7:28 (wind)
7:24 (wind + hill + ambulance)
6:53 (Vanity Mile)
7:22 (no excuse)
6:57 (last bit)

Posted by joe positive at 9:21 AM | Comments (7) | TrackBack

May 9, 2010

interesting stupid things the mind does

I managed to ride out the Horrible On Call Week with only a few missed miles and reps. But I felt sluggish and heavy, which (come to think of it) is about par for week 1 of taper but of course I never remember that until afterward, so my confidence was very low all week. There was a low-key 5k this morning, and I entered hoping for anything under 20 to boost my confidence. But I also knew that if I blew it, I'd go into the marathon with an even worse head.

Turns out all that worrying was for nothing, as is so often the case. I ran 19:36 by my watch - not stellar and not a negative split, either, but safely under 20 and good for 2nd place. OK. Maybe I'll be able to execute some kind of plan next Sunday.

It occurs to me that I've been running 19:30s for 5k for the past 4 or 5 years, since I was 42 or so. What does this mean? what effect does aging have on all this? If I could go more than a year without an injury, would I finally get to sub-19:30 as my "normal" 5k time, or am I past the point where I can hope to improve?

It's taper time, and most of the physical work is done, but just try telling that to an overactive brain fried by fatigue and all-nighters. During this week I've started thinking about the next race, and the next round of training, and all kinds of changes I want to make (lose 5 pounds, do more xtraining, run with a group, blah blah blah) and then today 2 things occurred to me:

1) by making all these great plans and resolutions about training for the next race (whatever it is, I haven't even decided), I'm kind of dismissing this coming one, kind of writing it off, kind of giving myself a way out of trying hard. And that's stupid, though interesting.

2) this is also giving my mind a way to keep on training even though it's taper time, and training is over. Again, kinda stupid, but interesting too.

Anyway, I hope to get my mind tapering too, whatever that means.

Posted by joe positive at 4:03 PM | Comments (3) | TrackBack

May 5, 2010

just popped in for a little positive,um

yeah, I've been bad. Working, running, trying (and failing) to play viola well enough not to suck in a community strings orchestra, working, running. Not blogging. Oh well, I'm back to bitch and moan a little.

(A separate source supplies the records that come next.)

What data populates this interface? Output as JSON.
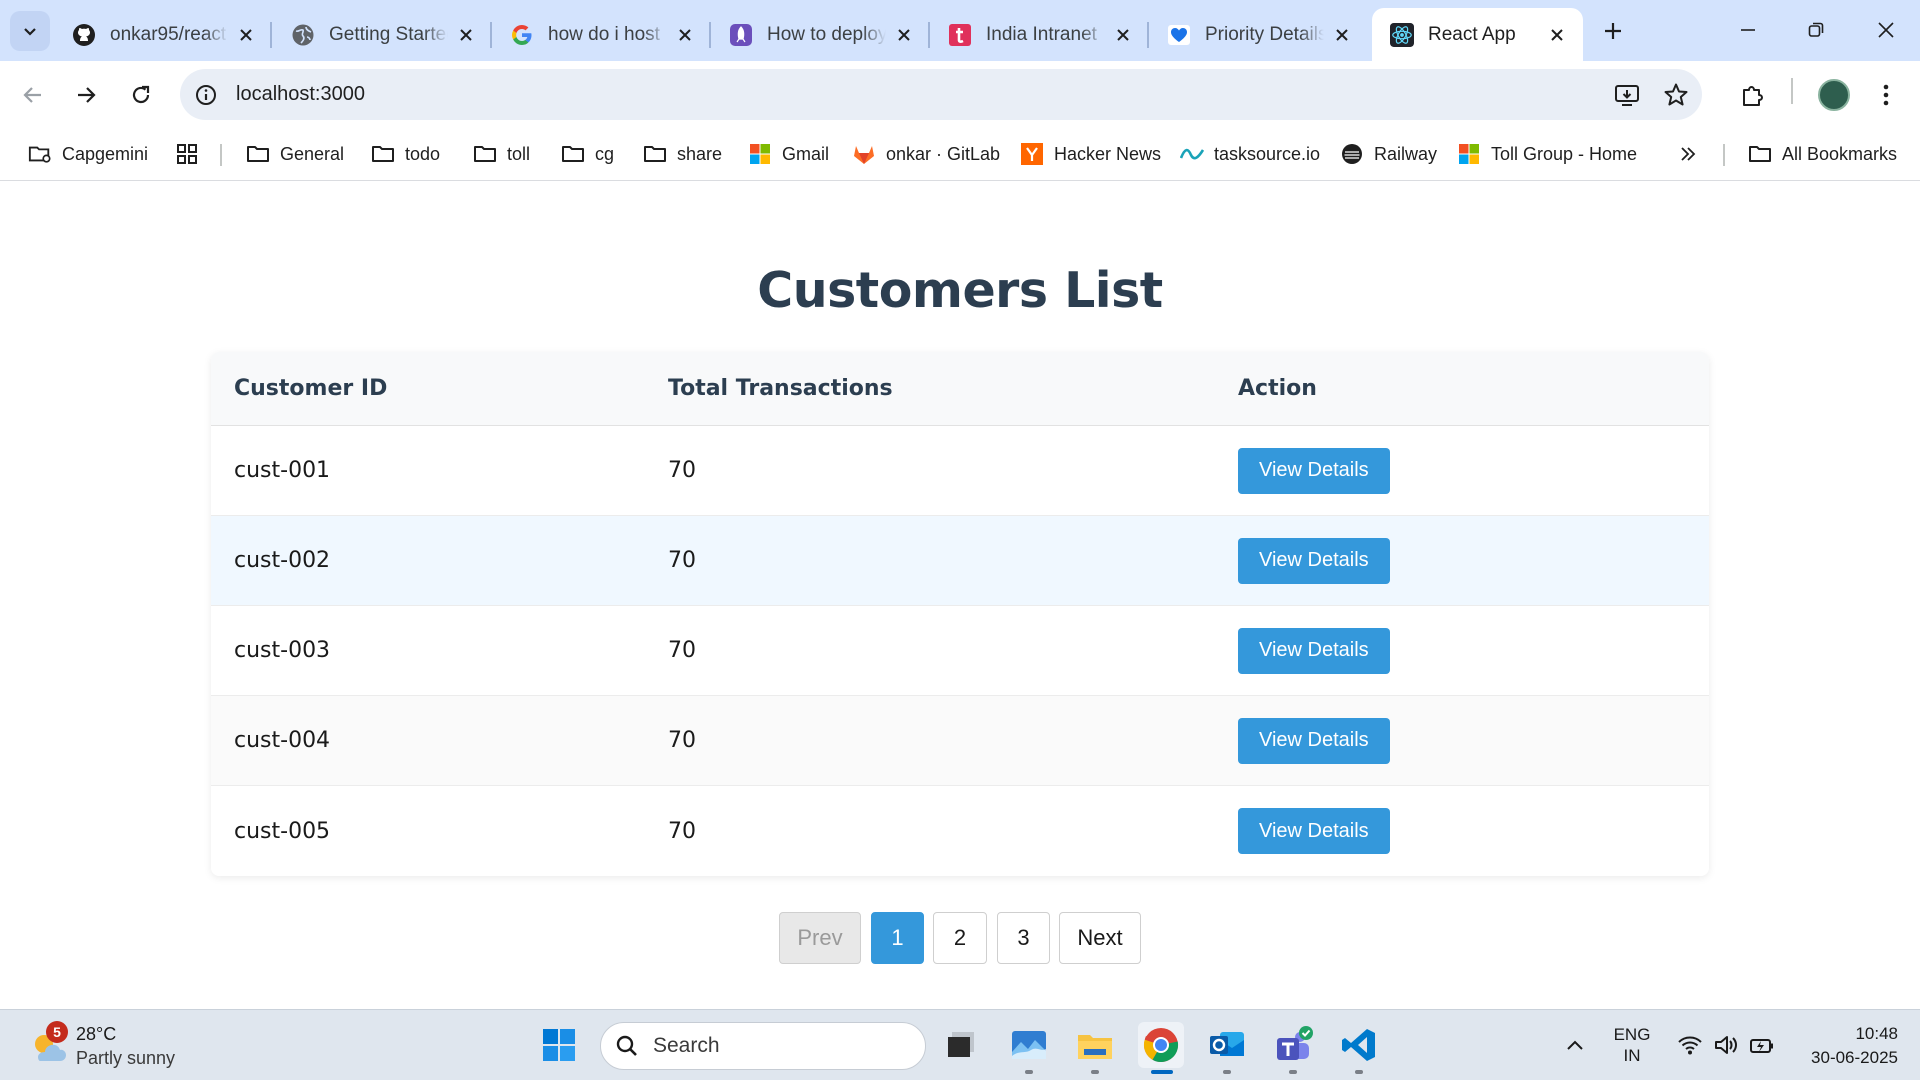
{
  "browser": {
    "tabs": [
      {
        "title": "onkar95/react",
        "icon": "github-icon"
      },
      {
        "title": "Getting Started",
        "icon": "globe-icon"
      },
      {
        "title": "how do i host",
        "icon": "google-icon"
      },
      {
        "title": "How to deploy",
        "icon": "rocket-icon"
      },
      {
        "title": "India Intranet",
        "icon": "intranet-icon"
      },
      {
        "title": "Priority Details",
        "icon": "heart-icon"
      },
      {
        "title": "React App",
        "icon": "react-icon",
        "active": true
      }
    ],
    "url": "localhost:3000",
    "bookmarks": [
      {
        "label": "Capgemini",
        "icon": "folder-gear-icon"
      },
      {
        "label": "",
        "icon": "apps-grid-icon"
      },
      {
        "label": "General",
        "icon": "folder-icon"
      },
      {
        "label": "todo",
        "icon": "folder-icon"
      },
      {
        "label": "toll",
        "icon": "folder-icon"
      },
      {
        "label": "cg",
        "icon": "folder-icon"
      },
      {
        "label": "share",
        "icon": "folder-icon"
      },
      {
        "label": "Gmail",
        "icon": "microsoft-icon"
      },
      {
        "label": "onkar · GitLab",
        "icon": "gitlab-icon"
      },
      {
        "label": "Hacker News",
        "icon": "hackernews-icon"
      },
      {
        "label": "tasksource.io",
        "icon": "tasksource-icon"
      },
      {
        "label": "Railway",
        "icon": "railway-icon"
      },
      {
        "label": "Toll Group - Home",
        "icon": "microsoft-icon"
      }
    ],
    "all_bookmarks": "All Bookmarks"
  },
  "page": {
    "title": "Customers List",
    "columns": [
      "Customer ID",
      "Total Transactions",
      "Action"
    ],
    "rows": [
      {
        "id": "cust-001",
        "transactions": "70",
        "action": "View Details"
      },
      {
        "id": "cust-002",
        "transactions": "70",
        "action": "View Details"
      },
      {
        "id": "cust-003",
        "transactions": "70",
        "action": "View Details"
      },
      {
        "id": "cust-004",
        "transactions": "70",
        "action": "View Details"
      },
      {
        "id": "cust-005",
        "transactions": "70",
        "action": "View Details"
      }
    ],
    "pagination": {
      "prev": "Prev",
      "pages": [
        "1",
        "2",
        "3"
      ],
      "current": "1",
      "next": "Next"
    }
  },
  "taskbar": {
    "weather_badge": "5",
    "temperature": "28°C",
    "condition": "Partly sunny",
    "search_placeholder": "Search",
    "lang_line1": "ENG",
    "lang_line2": "IN",
    "time": "10:48",
    "date": "30-06-2025"
  },
  "colors": {
    "accent": "#3498db",
    "title": "#2c3e50",
    "tabstrip": "#d3e3fd",
    "row_highlight": "#f0f8ff"
  }
}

I will start by moaning and bitching about work: I've been on call the past 6 days, and it's been awful. All-nighters, not for anything really broken but for stupid stuff that our "Se*rv*c* F*rst" mentality dictates that I smile and take care of, even if it takes all night, which it did. And when an all-nighter ends with me getting dinged for some bureaucratic oversight, well, it makes me very depressed. And tired; I don't do all-nighters as well as I used to when I was younger. Why did I go back to this job again? Oh, yeah, the money. I wasn't making any before.

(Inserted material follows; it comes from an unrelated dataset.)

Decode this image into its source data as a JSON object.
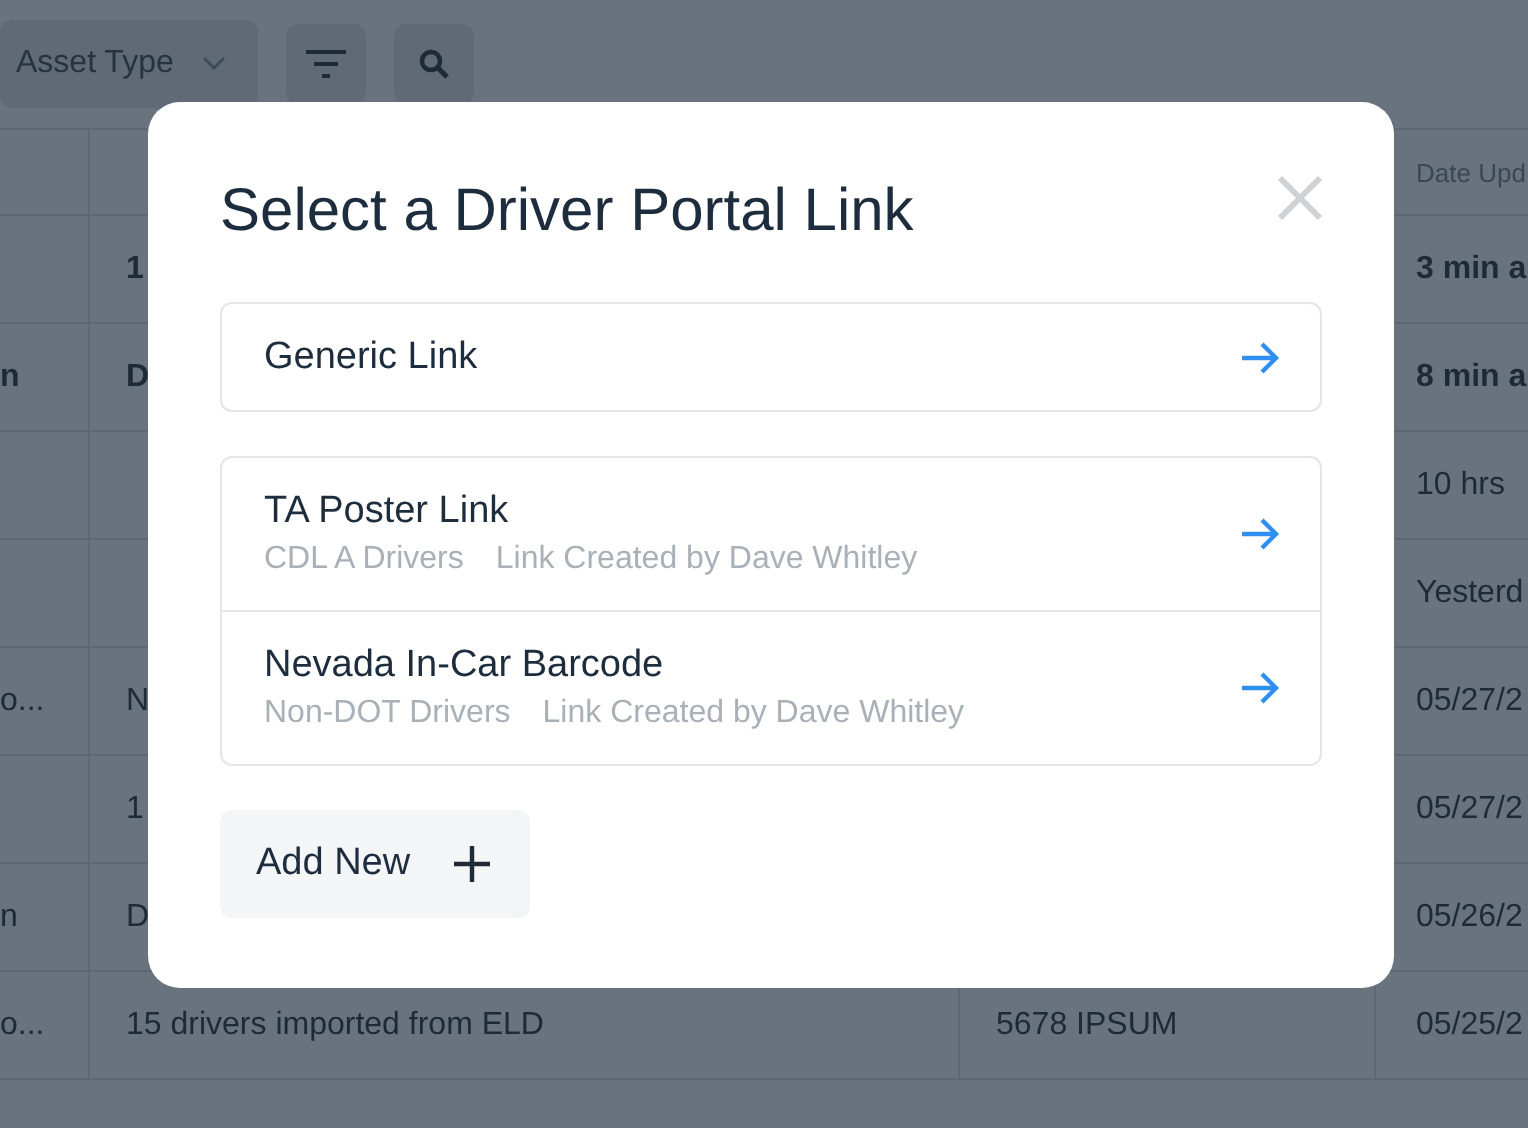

And my running has suffered, and my attitude right along with it. Cleveland Marathon is next week and I guess I'm ready as I can be but I don't know how ready that is. I've done very little speedwork (faster than about HM pace, that is) and my mileage has only averaged in the low 70s, if that. I've hardly raced: a 10k, a 5k, a half, a 10k tri relay (doesn't count) and I'm planning a 5k this coming Sunday. Of these, 2 were encouraging and the others were, well...My coach is saying nice things like "you're almost just about where I had hoped you'd be by this point, and anyway you're healthy, so there's that" which sounds (to my depressed ears) like a pat on the head and sunshine being blown up my backside. This week, ostensibly the first week of taper, has been pre-empted by fatigue brought on by aforementioned all-nighters. This morning I tried to do a 5x1000m workout, managed the first 2 reps, then came home and puked, then cried, and that was the end of that. Does not bode well.

Bleh. I want a social life, a friend, a training partner, a good set of legs, a great sense of how to play the viola, a quicker head for database work, a better attitude. I want not to feel so alone so much of the time. I want not to be a whiny baby. I want not to fail.

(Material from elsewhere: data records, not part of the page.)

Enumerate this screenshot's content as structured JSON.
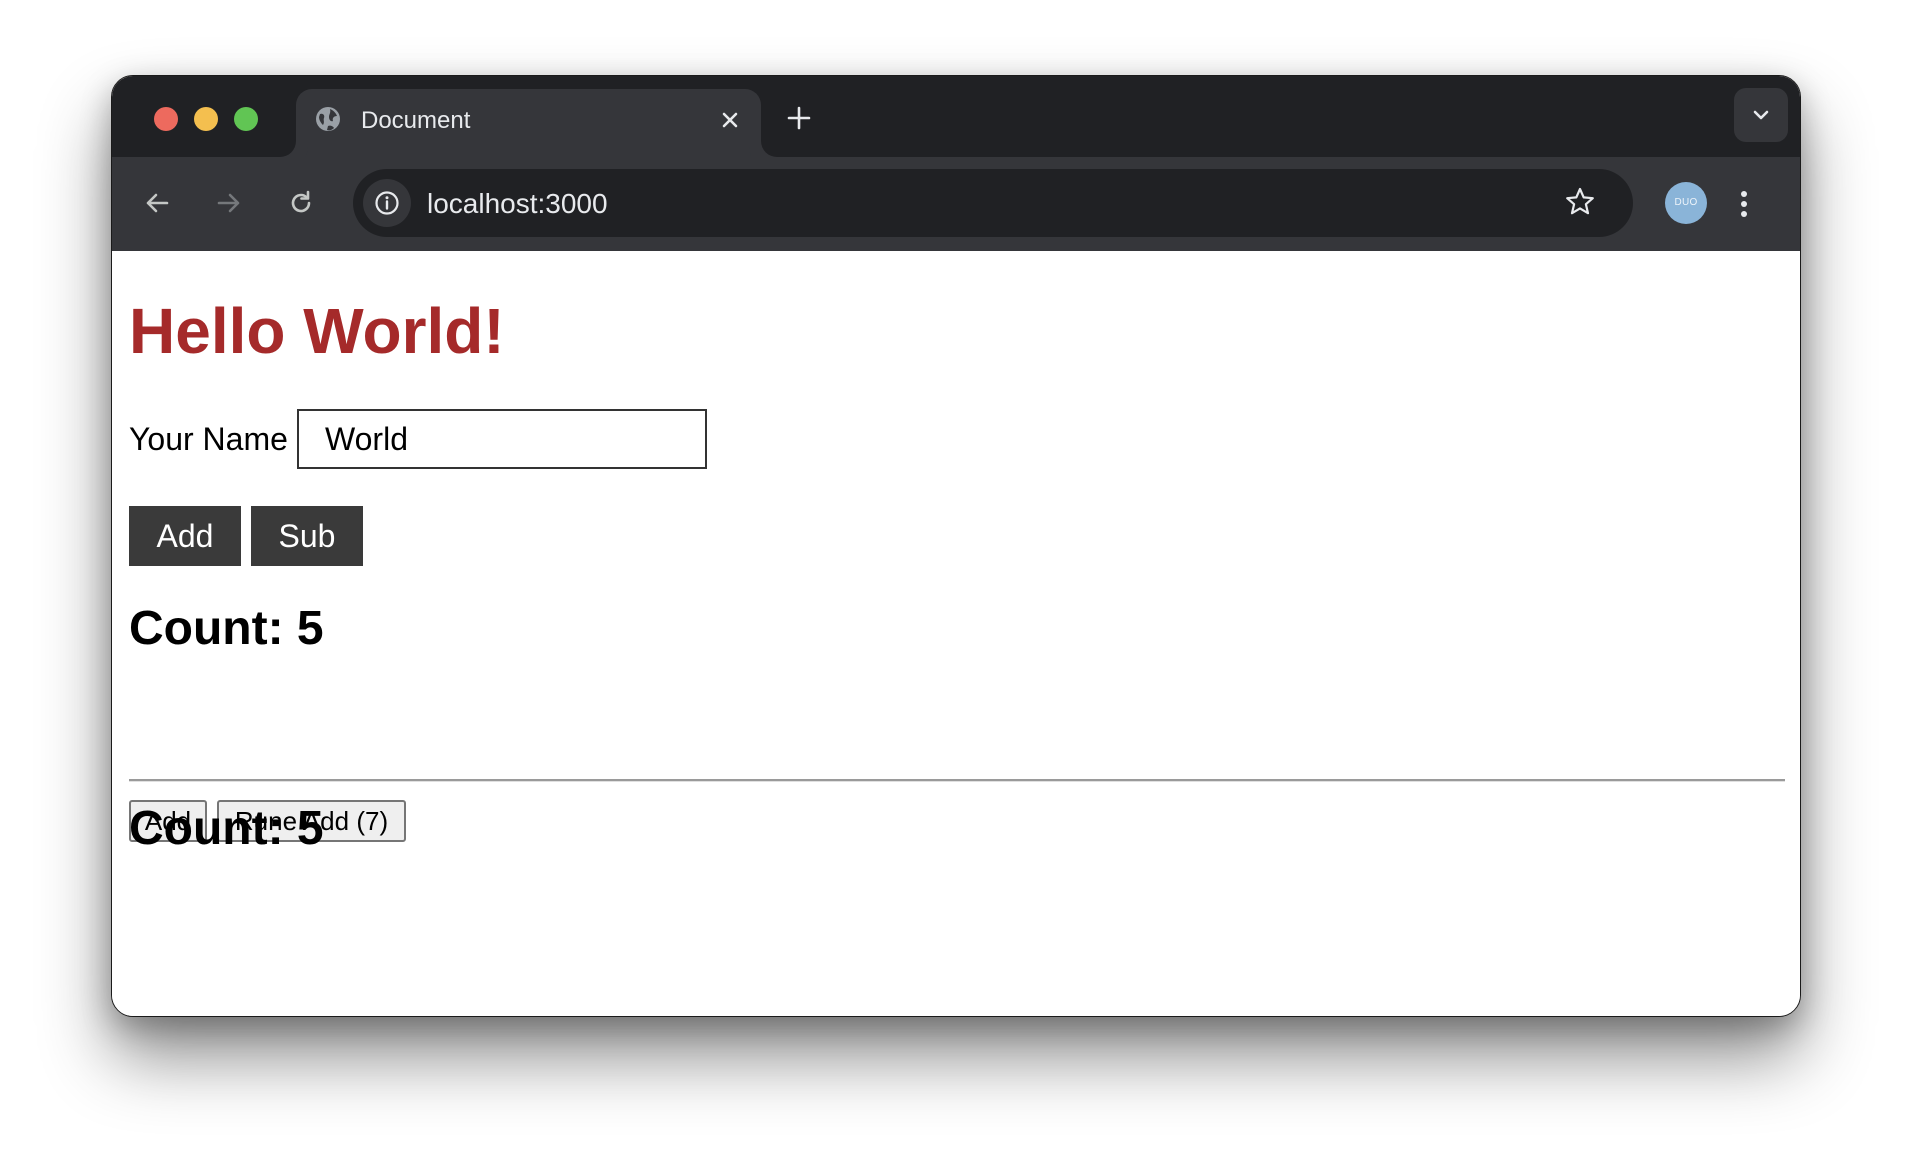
{
  "browser": {
    "tab": {
      "title": "Document",
      "favicon": "globe-icon"
    },
    "address_bar": {
      "url": "localhost:3000"
    },
    "profile": {
      "avatar_text": "DUO",
      "avatar_color": "#8ab4d8"
    },
    "colors": {
      "tabstrip": "#202124",
      "toolbar": "#35363a",
      "omnibox": "#202124"
    }
  },
  "page": {
    "heading": "Hello World!",
    "heading_color": "#a52a2a",
    "name_field": {
      "label": "Your Name",
      "value": "World"
    },
    "styled_buttons": {
      "add_label": "Add",
      "sub_label": "Sub",
      "color": "#3a3a3a"
    },
    "count_1": "Count: 5",
    "plain_buttons": {
      "add_label": "Add",
      "rune_add_label": "Rune Add (7)"
    },
    "count_2": "Count: 5"
  }
}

Posted by joe positive at 9:57 PM | Comments (2) | TrackBack